> [REQUIRED ACTION]
This task calls for the complete listing below, reproduced exactly.

> [DATA FOR THIS EXERCISE]
══════════════════════════════

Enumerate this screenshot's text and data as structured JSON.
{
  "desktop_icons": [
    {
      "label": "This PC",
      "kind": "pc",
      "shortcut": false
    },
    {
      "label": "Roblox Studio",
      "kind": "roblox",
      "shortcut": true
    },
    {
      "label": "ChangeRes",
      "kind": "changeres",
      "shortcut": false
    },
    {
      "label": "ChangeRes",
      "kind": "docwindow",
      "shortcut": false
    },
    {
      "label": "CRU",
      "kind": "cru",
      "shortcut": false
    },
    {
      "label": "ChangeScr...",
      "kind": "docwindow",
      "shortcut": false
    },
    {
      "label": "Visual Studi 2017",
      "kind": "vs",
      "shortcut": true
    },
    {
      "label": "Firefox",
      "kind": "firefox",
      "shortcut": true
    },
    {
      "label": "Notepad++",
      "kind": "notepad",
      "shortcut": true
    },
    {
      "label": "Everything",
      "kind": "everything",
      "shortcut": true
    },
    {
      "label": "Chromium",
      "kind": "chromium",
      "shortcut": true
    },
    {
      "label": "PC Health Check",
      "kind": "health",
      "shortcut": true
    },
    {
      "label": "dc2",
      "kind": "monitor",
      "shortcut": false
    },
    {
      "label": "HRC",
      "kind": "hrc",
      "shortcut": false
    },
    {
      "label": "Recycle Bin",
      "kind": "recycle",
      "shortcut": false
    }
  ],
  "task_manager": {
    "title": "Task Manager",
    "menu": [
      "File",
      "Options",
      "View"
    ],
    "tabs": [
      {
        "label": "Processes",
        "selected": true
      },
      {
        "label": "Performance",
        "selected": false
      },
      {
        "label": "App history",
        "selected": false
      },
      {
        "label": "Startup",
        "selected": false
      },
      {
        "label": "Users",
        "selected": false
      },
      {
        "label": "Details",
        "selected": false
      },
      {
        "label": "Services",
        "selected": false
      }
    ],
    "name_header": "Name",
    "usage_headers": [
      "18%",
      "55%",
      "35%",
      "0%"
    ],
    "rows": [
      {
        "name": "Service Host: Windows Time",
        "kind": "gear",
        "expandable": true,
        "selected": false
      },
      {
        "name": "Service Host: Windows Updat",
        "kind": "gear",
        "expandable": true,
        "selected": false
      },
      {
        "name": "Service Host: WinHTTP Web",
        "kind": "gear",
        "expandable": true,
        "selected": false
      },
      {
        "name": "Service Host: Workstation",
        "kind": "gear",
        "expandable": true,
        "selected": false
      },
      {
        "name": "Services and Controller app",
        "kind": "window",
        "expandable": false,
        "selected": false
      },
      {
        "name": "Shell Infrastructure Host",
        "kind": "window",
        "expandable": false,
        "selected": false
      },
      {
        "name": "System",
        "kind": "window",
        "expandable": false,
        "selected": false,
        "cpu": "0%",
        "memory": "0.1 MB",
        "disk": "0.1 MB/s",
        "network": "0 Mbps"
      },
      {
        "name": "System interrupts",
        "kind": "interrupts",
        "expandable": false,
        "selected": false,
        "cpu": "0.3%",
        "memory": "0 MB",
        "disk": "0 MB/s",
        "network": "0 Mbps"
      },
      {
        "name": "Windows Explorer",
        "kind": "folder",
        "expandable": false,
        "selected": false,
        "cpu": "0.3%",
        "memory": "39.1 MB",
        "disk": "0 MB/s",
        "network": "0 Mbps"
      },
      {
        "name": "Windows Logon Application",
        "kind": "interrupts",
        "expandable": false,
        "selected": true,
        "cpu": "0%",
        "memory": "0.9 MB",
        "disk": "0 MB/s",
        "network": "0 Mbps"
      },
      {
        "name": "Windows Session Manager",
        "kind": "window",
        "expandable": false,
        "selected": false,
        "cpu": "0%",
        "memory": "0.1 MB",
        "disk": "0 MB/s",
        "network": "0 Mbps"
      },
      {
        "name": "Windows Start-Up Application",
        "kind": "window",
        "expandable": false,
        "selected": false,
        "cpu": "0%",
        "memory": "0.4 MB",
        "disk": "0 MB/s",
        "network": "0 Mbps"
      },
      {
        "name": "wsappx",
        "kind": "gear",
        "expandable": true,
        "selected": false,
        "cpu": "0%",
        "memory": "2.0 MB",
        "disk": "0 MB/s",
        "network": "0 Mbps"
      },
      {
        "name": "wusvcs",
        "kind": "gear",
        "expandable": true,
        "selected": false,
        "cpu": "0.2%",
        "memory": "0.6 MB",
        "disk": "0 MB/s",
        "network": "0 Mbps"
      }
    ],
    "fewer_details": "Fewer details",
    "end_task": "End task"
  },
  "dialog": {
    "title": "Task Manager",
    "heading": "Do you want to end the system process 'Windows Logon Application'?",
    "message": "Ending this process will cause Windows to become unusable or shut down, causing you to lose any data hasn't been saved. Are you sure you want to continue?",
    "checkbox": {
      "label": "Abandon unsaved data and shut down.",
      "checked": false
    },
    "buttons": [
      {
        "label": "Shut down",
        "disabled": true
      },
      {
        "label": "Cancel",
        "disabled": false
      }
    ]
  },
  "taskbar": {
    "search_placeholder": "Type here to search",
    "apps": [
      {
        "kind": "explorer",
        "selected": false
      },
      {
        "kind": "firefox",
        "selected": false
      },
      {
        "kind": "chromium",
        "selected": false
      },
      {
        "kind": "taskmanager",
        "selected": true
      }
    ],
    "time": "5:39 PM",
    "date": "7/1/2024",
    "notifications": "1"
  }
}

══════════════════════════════

> [SOLUTION TO THE PROBLEM]
Enumerate this screenshot's text and data as structured JSON.
{
  "desktop_icons": [
    {
      "label": "This PC",
      "kind": "pc",
      "shortcut": false
    },
    {
      "label": "Roblox Studio",
      "kind": "roblox",
      "shortcut": true
    },
    {
      "label": "ChangeRes",
      "kind": "changeres",
      "shortcut": false
    },
    {
      "label": "ChangeRes",
      "kind": "docwindow",
      "shortcut": false
    },
    {
      "label": "CRU",
      "kind": "cru",
      "shortcut": false
    },
    {
      "label": "ChangeScr...",
      "kind": "docwindow",
      "shortcut": false
    },
    {
      "label": "Visual Studi 2017",
      "kind": "vs",
      "shortcut": true
    },
    {
      "label": "Firefox",
      "kind": "firefox",
      "shortcut": true
    },
    {
      "label": "Notepad++",
      "kind": "notepad",
      "shortcut": true
    },
    {
      "label": "Everything",
      "kind": "everything",
      "shortcut": true
    },
    {
      "label": "Chromium",
      "kind": "chromium",
      "shortcut": true
    },
    {
      "label": "PC Health Check",
      "kind": "health",
      "shortcut": true
    },
    {
      "label": "dc2",
      "kind": "monitor",
      "shortcut": false
    },
    {
      "label": "HRC",
      "kind": "hrc",
      "shortcut": false
    },
    {
      "label": "Recycle Bin",
      "kind": "recycle",
      "shortcut": false
    }
  ],
  "task_manager": {
    "title": "Task Manager",
    "menu": [
      "File",
      "Options",
      "View"
    ],
    "tabs": [
      {
        "label": "Processes",
        "selected": true
      },
      {
        "label": "Performance",
        "selected": false
      },
      {
        "label": "App history",
        "selected": false
      },
      {
        "label": "Startup",
        "selected": false
      },
      {
        "label": "Users",
        "selected": false
      },
      {
        "label": "Details",
        "selected": false
      },
      {
        "label": "Services",
        "selected": false
      }
    ],
    "name_header": "Name",
    "usage_headers": [
      "18%",
      "55%",
      "35%",
      "0%"
    ],
    "rows": [
      {
        "name": "Service Host: Windows Time",
        "kind": "gear",
        "expandable": true,
        "selected": false
      },
      {
        "name": "Service Host: Windows Updat",
        "kind": "gear",
        "expandable": true,
        "selected": false
      },
      {
        "name": "Service Host: WinHTTP Web",
        "kind": "gear",
        "expandable": true,
        "selected": false
      },
      {
        "name": "Service Host: Workstation",
        "kind": "gear",
        "expandable": true,
        "selected": false
      },
      {
        "name": "Services and Controller app",
        "kind": "window",
        "expandable": false,
        "selected": false
      },
      {
        "name": "Shell Infrastructure Host",
        "kind": "window",
        "expandable": false,
        "selected": false
      },
      {
        "name": "System",
        "kind": "window",
        "expandable": false,
        "selected": false,
        "cpu": "0%",
        "memory": "0.1 MB",
        "disk": "0.1 MB/s",
        "network": "0 Mbps"
      },
      {
        "name": "System interrupts",
        "kind": "interrupts",
        "expandable": false,
        "selected": false,
        "cpu": "0.3%",
        "memory": "0 MB",
        "disk": "0 MB/s",
        "network": "0 Mbps"
      },
      {
        "name": "Windows Explorer",
        "kind": "folder",
        "expandable": false,
        "selected": false,
        "cpu": "0.3%",
        "memory": "39.1 MB",
        "disk": "0 MB/s",
        "network": "0 Mbps"
      },
      {
        "name": "Windows Logon Application",
        "kind": "interrupts",
        "expandable": false,
        "selected": true,
        "cpu": "0%",
        "memory": "0.9 MB",
        "disk": "0 MB/s",
        "network": "0 Mbps"
      },
      {
        "name": "Windows Session Manager",
        "kind": "window",
        "expandable": false,
        "selected": false,
        "cpu": "0%",
        "memory": "0.1 MB",
        "disk": "0 MB/s",
        "network": "0 Mbps"
      },
      {
        "name": "Windows Start-Up Application",
        "kind": "window",
        "expandable": false,
        "selected": false,
        "cpu": "0%",
        "memory": "0.4 MB",
        "disk": "0 MB/s",
        "network": "0 Mbps"
      },
      {
        "name": "wsappx",
        "kind": "gear",
        "expandable": true,
        "selected": false,
        "cpu": "0%",
        "memory": "2.0 MB",
        "disk": "0 MB/s",
        "network": "0 Mbps"
      },
      {
        "name": "wusvcs",
        "kind": "gear",
        "expandable": true,
        "selected": false,
        "cpu": "0.2%",
        "memory": "0.6 MB",
        "disk": "0 MB/s",
        "network": "0 Mbps"
      }
    ],
    "fewer_details": "Fewer details",
    "end_task": "End task"
  },
  "dialog": {
    "title": "Task Manager",
    "heading": "Do you want to end the system process 'Windows Logon Application'?",
    "message": "Ending this process will cause Windows to become unusable or shut down, causing you to lose any data hasn't been saved. Are you sure you want to continue?",
    "checkbox": {
      "label": "Abandon unsaved data and shut down.",
      "checked": false
    },
    "buttons": [
      {
        "label": "Shut down",
        "disabled": true
      },
      {
        "label": "Cancel",
        "disabled": false
      }
    ]
  },
  "taskbar": {
    "search_placeholder": "Type here to search",
    "apps": [
      {
        "kind": "explorer",
        "selected": false
      },
      {
        "kind": "firefox",
        "selected": false
      },
      {
        "kind": "chromium",
        "selected": false
      },
      {
        "kind": "taskmanager",
        "selected": true
      }
    ],
    "time": "5:39 PM",
    "date": "7/1/2024",
    "notifications": "1"
  }
}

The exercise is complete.